Conservationist Aldo Leopold gave a series of talks in the 1930s on WHA. Unfortunately, we don’t have the recordings but we do have the transcripts. UW professor emeritus Stan Temple shares one of Leopold’s talks from December 1933 on the importance of winter bird feeding. He also tells us why that message was important then and now.
December 1, 1933
Feeding Winter Birds on the Farm
One of the pleasures which is denied the landless multitudes of the cities, but which is accessible to every farmer, is the opportunity to see and live with wild birds. Winter is the time to see birds at close range. The whole bird world, if you want it to, will perform for you daily under your very window-sill. The price of the show is a little forethought and a few handfuls of food.
It is necessary, of course, to keep the yard free of cats. Too many dogs or squirrels are likewise undesirable.
The winter bird show has a deeper meaning than mere entertainment. Winter feeding is the most effective kind of conservation. One feeding station is worth a dozen sermons on the love of nature. As in other conservation work, skill, intelligence, and sustained effort are needed. There is no better way to teach a boy or girl the futility of good resolutions unbacked by persistence and brain work. Try it – for the sake of the birds, the boy, and the better farm life.
Your woodlot is, in fact, an historical document which faithfully records your personal philosophy.
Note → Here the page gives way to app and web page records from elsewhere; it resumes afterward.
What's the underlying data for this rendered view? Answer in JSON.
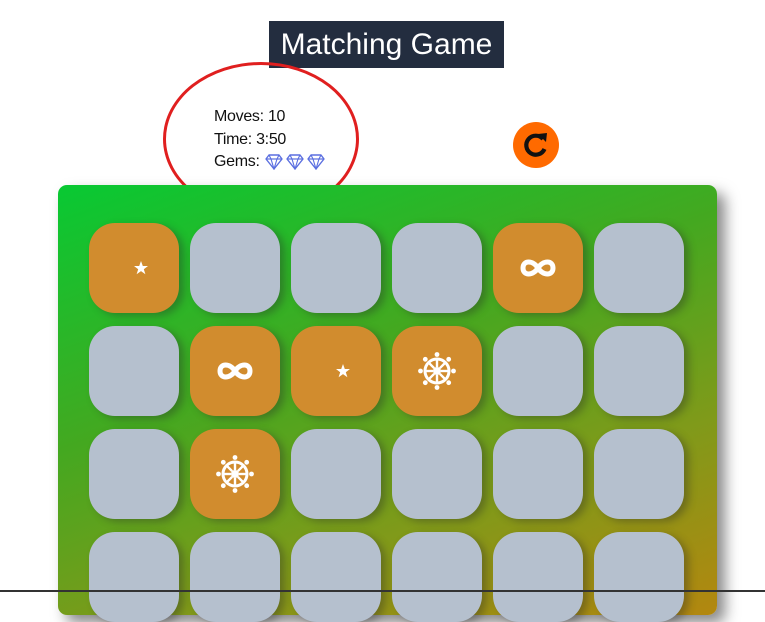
{
  "game": {
    "title": "Matching Game",
    "moves_label": "Moves:",
    "moves": "10",
    "time_label": "Time:",
    "time": "3:50",
    "gems_label": "Gems:",
    "gems_count": 3,
    "gem_icon": "diamond-icon",
    "restart_icon": "restart-icon"
  },
  "colors": {
    "title_bg": "#232d3f",
    "card_back": "#b5c0ce",
    "card_open": "#d18c2e",
    "restart": "#ff6a00",
    "annotation": "#e01f1f",
    "gem": "#5b6fe0"
  },
  "board": {
    "columns": 6,
    "cards": [
      {
        "state": "open",
        "icon": "star-and-crescent-icon"
      },
      {
        "state": "closed",
        "icon": ""
      },
      {
        "state": "closed",
        "icon": ""
      },
      {
        "state": "closed",
        "icon": ""
      },
      {
        "state": "open",
        "icon": "infinity-icon"
      },
      {
        "state": "closed",
        "icon": ""
      },
      {
        "state": "closed",
        "icon": ""
      },
      {
        "state": "open",
        "icon": "infinity-icon"
      },
      {
        "state": "open",
        "icon": "star-and-crescent-icon"
      },
      {
        "state": "open",
        "icon": "dharmachakra-icon"
      },
      {
        "state": "closed",
        "icon": ""
      },
      {
        "state": "closed",
        "icon": ""
      },
      {
        "state": "closed",
        "icon": ""
      },
      {
        "state": "open",
        "icon": "dharmachakra-icon"
      },
      {
        "state": "closed",
        "icon": ""
      },
      {
        "state": "closed",
        "icon": ""
      },
      {
        "state": "closed",
        "icon": ""
      },
      {
        "state": "closed",
        "icon": ""
      },
      {
        "state": "closed",
        "icon": ""
      },
      {
        "state": "closed",
        "icon": ""
      },
      {
        "state": "closed",
        "icon": ""
      },
      {
        "state": "closed",
        "icon": ""
      },
      {
        "state": "closed",
        "icon": ""
      },
      {
        "state": "closed",
        "icon": ""
      }
    ]
  }
}
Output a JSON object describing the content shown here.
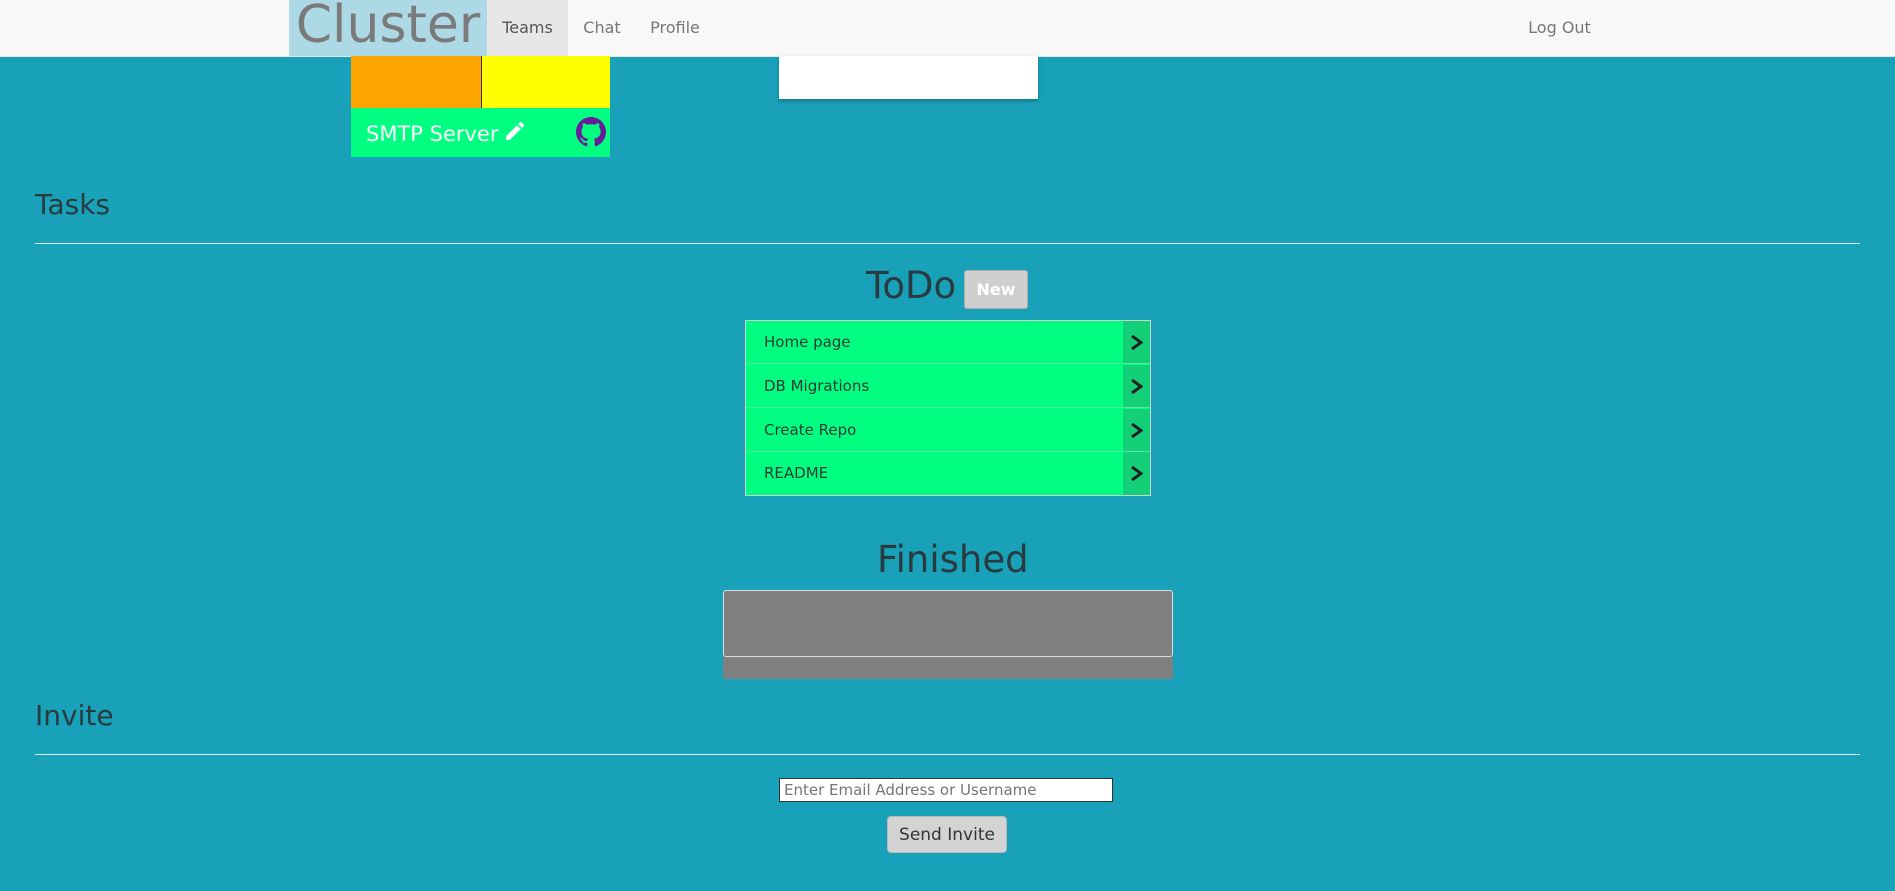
{
  "navbar": {
    "brand": "Cluster",
    "items": [
      {
        "label": "Teams",
        "active": true
      },
      {
        "label": "Chat",
        "active": false
      },
      {
        "label": "Profile",
        "active": false
      }
    ],
    "logout": "Log Out"
  },
  "project_card": {
    "title": "SMTP Server",
    "colors": [
      "#ffa500",
      "#ffff00"
    ],
    "footer_color": "#00ff80",
    "icons": [
      "pencil-icon",
      "github-icon"
    ]
  },
  "tasks": {
    "section_title": "Tasks",
    "todo": {
      "heading": "ToDo",
      "new_label": "New",
      "items": [
        "Home page",
        "DB Migrations",
        "Create Repo",
        "README"
      ]
    },
    "finished": {
      "heading": "Finished",
      "items": []
    }
  },
  "invite": {
    "section_title": "Invite",
    "placeholder": "Enter Email Address or Username",
    "value": "",
    "button_label": "Send Invite"
  },
  "colors": {
    "background": "#18a1b8",
    "brand_bg": "#add8e6",
    "todo_item": "#00ff80",
    "finished_box": "#808080"
  }
}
Let it tell a story of tolerance toward living things, and of skill in the greatest of all arts – how to use the earth without making it ugly.